Working data Start Marker
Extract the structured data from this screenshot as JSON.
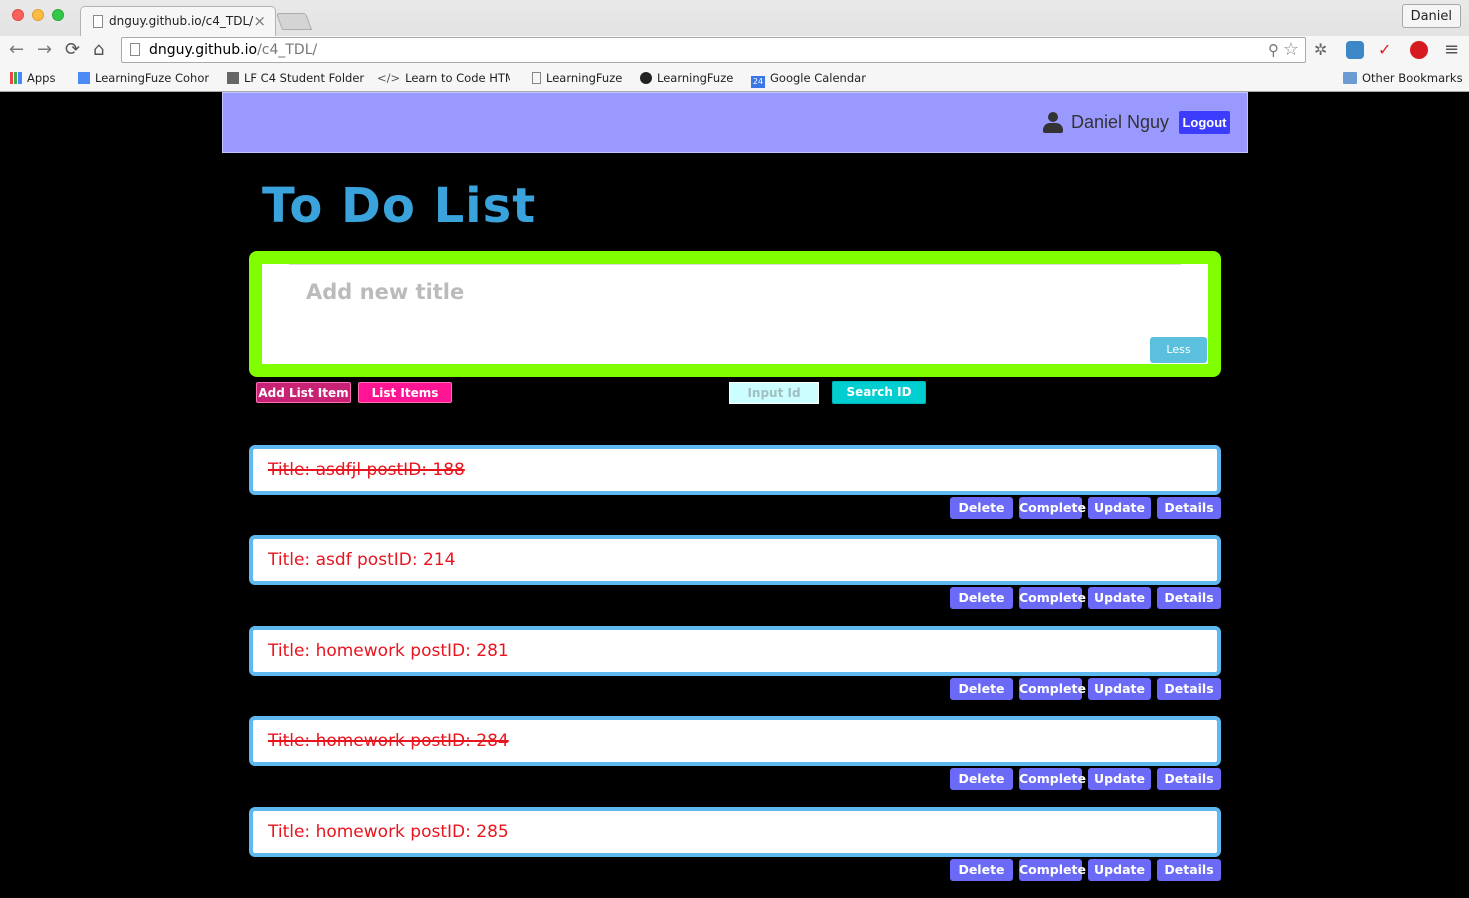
{
  "browser": {
    "tab_title": "dnguy.github.io/c4_TDL/",
    "profile_label": "Daniel",
    "url_host": "dnguy.github.io",
    "url_path": "/c4_TDL/",
    "bookmarks": [
      "Apps",
      "LearningFuze Cohort",
      "LF C4 Student Folder",
      "Learn to Code HTML",
      "LearningFuze",
      "LearningFuze",
      "Google Calendar",
      "Other Bookmarks"
    ],
    "calendar_day": "24"
  },
  "header": {
    "user_name": "Daniel Nguy",
    "logout_label": "Logout"
  },
  "page_title": "To Do List",
  "form": {
    "title_placeholder": "Add new title",
    "less_label": "Less"
  },
  "controls": {
    "add_list_item_label": "Add List Item",
    "list_items_label": "List Items",
    "input_id_placeholder": "Input Id",
    "search_id_label": "Search ID"
  },
  "actions": {
    "delete": "Delete",
    "complete": "Complete",
    "update": "Update",
    "details": "Details"
  },
  "items": [
    {
      "text": "Title: asdfjl postID: 188",
      "completed": true
    },
    {
      "text": "Title: asdf postID: 214",
      "completed": false
    },
    {
      "text": "Title: homework postID: 281",
      "completed": false
    },
    {
      "text": "Title: homework postID: 284",
      "completed": true
    },
    {
      "text": "Title: homework postID: 285",
      "completed": false
    }
  ],
  "colors": {
    "header_bg": "#9999ff",
    "title": "#3aa3db",
    "form_border": "#80ff00",
    "item_border": "#5fb8f0",
    "item_text": "#e8141e",
    "action_button": "#6a6af6"
  }
}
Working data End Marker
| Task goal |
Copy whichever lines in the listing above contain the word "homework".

| Response box |
      "text": "Title: homework postID: 281",
      "text": "Title: homework postID: 284",
      "text": "Title: homework postID: 285",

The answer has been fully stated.